Page and application data records
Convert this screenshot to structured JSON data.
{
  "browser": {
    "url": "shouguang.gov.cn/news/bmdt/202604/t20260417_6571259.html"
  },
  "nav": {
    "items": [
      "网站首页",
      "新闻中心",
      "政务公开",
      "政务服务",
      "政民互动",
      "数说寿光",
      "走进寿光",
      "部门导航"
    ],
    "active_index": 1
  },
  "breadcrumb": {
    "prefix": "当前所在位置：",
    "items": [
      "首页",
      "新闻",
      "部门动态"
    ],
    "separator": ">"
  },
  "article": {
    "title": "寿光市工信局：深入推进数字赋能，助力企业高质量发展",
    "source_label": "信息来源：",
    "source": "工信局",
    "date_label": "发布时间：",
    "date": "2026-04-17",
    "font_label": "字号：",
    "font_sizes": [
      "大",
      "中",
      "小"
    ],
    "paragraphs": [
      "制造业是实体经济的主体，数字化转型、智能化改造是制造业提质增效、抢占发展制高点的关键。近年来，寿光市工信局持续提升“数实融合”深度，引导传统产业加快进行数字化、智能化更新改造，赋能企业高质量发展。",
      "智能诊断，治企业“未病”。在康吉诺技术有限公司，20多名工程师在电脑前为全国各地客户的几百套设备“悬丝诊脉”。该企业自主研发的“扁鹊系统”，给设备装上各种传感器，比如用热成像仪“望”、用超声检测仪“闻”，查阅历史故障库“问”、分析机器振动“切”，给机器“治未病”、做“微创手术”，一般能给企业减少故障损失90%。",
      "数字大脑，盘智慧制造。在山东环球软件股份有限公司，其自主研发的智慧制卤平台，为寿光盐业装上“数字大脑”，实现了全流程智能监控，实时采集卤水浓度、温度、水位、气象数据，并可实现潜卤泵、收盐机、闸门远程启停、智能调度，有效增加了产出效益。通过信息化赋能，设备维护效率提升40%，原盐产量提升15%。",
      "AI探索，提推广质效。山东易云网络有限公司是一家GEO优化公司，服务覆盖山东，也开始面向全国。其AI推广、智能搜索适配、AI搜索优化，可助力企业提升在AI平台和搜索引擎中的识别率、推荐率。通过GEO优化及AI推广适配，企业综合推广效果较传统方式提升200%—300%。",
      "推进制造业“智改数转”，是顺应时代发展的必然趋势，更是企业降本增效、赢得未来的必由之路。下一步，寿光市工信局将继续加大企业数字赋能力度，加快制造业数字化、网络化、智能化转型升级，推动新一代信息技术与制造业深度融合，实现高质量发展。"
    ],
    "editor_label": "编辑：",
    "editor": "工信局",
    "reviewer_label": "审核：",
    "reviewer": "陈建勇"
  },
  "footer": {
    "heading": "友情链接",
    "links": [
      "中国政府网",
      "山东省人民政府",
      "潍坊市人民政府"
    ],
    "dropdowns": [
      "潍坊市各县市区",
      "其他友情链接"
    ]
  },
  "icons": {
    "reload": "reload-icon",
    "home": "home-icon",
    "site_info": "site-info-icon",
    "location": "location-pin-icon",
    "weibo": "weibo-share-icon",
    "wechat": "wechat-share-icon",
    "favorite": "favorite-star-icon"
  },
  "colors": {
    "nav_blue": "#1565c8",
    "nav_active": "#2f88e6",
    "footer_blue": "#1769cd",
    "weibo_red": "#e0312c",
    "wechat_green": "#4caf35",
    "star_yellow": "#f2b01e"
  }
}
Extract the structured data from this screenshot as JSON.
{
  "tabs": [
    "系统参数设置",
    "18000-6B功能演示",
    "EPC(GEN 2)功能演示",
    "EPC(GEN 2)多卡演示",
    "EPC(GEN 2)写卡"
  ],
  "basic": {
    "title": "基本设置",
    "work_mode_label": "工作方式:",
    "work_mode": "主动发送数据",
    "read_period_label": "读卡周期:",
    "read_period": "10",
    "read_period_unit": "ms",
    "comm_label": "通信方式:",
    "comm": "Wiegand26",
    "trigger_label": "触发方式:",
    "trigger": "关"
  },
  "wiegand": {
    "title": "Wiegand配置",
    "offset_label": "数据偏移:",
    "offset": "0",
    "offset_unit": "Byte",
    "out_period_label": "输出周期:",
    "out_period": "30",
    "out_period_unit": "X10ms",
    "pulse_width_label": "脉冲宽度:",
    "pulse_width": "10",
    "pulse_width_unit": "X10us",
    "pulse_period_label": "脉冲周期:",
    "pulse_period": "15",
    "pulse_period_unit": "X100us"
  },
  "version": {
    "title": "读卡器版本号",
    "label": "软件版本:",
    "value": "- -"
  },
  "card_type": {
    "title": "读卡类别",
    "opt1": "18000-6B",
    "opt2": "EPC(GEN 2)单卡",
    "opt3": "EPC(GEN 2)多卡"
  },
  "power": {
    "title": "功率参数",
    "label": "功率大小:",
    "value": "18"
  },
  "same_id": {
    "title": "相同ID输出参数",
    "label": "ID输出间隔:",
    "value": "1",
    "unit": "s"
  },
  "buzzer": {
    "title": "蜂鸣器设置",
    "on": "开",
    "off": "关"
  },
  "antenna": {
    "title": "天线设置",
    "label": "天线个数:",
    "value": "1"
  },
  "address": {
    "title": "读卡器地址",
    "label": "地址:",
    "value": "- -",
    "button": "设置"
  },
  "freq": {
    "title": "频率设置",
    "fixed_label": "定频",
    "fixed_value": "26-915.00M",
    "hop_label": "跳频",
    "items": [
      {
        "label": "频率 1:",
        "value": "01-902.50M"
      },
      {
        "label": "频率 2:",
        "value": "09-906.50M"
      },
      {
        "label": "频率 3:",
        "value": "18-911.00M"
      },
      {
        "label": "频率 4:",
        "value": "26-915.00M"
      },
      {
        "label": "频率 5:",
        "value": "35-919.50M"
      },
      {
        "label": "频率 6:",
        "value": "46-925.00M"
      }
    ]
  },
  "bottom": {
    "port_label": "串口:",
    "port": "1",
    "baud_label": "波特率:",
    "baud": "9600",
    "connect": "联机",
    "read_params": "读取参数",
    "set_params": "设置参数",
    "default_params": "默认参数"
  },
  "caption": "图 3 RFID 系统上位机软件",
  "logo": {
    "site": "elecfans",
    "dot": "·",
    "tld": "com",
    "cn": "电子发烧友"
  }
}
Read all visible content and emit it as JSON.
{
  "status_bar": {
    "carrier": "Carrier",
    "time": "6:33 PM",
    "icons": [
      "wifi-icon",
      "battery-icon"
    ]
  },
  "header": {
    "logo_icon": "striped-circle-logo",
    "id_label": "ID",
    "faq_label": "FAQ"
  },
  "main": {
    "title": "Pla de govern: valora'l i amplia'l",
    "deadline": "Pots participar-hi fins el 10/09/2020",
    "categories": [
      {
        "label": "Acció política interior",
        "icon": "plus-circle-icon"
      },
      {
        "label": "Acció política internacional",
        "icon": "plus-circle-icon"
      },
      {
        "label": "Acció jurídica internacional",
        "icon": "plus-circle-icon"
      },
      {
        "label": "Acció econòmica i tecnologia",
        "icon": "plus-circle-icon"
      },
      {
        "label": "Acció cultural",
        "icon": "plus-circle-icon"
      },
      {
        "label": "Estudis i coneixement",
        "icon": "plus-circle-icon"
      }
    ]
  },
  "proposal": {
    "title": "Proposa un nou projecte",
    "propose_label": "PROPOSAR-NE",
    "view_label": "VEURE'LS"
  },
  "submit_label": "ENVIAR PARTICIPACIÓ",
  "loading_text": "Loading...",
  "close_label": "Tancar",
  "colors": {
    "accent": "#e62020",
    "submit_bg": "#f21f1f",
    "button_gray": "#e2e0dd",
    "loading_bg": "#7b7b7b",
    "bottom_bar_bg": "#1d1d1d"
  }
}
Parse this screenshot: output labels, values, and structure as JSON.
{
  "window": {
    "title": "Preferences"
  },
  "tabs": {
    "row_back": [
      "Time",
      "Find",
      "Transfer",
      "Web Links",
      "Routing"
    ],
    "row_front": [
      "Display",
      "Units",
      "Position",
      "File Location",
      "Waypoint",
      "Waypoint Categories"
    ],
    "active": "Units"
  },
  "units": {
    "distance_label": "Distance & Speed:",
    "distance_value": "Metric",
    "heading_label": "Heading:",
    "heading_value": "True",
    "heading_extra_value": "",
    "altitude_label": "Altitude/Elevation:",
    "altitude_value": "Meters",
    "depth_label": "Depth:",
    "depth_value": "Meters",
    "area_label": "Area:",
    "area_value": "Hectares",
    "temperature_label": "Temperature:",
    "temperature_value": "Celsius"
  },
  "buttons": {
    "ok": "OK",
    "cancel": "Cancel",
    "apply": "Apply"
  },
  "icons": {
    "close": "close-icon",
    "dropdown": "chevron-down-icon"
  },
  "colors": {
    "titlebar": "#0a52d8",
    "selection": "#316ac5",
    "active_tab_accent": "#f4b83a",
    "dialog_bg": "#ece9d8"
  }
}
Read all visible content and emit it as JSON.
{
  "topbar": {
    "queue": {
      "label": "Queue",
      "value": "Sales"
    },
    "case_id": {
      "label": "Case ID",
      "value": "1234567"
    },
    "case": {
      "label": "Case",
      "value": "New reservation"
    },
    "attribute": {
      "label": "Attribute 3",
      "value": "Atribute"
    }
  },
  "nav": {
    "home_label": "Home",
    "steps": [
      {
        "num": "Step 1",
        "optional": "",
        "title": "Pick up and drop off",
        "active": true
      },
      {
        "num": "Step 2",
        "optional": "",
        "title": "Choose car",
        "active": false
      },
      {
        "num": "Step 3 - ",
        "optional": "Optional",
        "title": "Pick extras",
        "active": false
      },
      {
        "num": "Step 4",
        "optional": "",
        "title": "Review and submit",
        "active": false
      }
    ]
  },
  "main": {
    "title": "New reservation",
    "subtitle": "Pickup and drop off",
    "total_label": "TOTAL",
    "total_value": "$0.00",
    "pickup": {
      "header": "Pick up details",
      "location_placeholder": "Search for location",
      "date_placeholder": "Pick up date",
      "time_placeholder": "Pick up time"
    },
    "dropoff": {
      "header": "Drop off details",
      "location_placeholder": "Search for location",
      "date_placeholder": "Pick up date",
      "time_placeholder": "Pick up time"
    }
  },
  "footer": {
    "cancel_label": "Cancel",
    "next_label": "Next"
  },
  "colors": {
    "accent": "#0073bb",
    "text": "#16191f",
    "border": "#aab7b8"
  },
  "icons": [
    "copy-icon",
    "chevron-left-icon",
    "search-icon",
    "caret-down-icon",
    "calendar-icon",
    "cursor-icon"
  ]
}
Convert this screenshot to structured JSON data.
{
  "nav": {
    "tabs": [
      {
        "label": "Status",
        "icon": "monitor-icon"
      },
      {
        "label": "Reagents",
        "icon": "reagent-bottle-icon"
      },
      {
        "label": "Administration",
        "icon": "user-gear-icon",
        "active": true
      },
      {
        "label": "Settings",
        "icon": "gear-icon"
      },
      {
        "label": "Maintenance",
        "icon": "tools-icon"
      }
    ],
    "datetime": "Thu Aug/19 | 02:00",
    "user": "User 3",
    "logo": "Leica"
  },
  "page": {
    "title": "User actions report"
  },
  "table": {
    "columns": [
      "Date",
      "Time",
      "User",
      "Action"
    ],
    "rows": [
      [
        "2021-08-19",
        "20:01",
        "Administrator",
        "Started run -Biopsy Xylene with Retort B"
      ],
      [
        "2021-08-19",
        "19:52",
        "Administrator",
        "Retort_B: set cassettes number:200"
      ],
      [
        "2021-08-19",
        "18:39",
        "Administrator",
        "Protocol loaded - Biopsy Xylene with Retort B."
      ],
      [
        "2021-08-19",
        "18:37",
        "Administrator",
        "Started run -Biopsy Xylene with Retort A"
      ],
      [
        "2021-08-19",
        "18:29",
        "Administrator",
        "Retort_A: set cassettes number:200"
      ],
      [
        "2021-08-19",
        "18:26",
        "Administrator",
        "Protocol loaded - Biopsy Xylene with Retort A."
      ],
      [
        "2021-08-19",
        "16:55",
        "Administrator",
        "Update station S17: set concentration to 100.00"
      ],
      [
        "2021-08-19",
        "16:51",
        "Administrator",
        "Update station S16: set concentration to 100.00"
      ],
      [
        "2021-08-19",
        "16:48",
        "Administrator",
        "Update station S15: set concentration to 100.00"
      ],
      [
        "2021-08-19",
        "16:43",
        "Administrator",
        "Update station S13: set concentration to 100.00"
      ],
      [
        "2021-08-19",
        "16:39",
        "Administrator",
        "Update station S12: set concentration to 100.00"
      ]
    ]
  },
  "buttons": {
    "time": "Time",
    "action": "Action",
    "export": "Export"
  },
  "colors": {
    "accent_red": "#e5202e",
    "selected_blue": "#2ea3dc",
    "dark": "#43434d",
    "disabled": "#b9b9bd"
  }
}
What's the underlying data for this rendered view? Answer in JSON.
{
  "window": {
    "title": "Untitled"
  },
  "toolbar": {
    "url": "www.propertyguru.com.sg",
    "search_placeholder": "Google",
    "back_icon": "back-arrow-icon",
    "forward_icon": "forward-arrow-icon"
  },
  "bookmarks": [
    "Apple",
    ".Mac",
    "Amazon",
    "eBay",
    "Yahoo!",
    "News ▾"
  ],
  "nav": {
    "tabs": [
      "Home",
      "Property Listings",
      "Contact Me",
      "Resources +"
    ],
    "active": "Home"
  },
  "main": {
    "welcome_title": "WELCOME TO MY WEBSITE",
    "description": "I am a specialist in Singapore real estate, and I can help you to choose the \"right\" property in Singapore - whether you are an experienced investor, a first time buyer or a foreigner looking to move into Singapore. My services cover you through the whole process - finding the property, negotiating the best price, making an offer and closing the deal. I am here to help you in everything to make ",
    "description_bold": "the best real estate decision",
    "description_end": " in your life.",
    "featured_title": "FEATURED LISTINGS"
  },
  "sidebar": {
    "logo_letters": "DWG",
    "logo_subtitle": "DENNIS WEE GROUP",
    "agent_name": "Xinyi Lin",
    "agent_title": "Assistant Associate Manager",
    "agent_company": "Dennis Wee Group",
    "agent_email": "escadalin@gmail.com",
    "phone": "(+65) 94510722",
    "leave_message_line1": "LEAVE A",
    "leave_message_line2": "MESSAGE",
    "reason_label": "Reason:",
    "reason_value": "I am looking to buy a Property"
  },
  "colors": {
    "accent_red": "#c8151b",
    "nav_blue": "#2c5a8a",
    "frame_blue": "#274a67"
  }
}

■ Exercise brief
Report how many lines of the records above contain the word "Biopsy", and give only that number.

■ Solution
4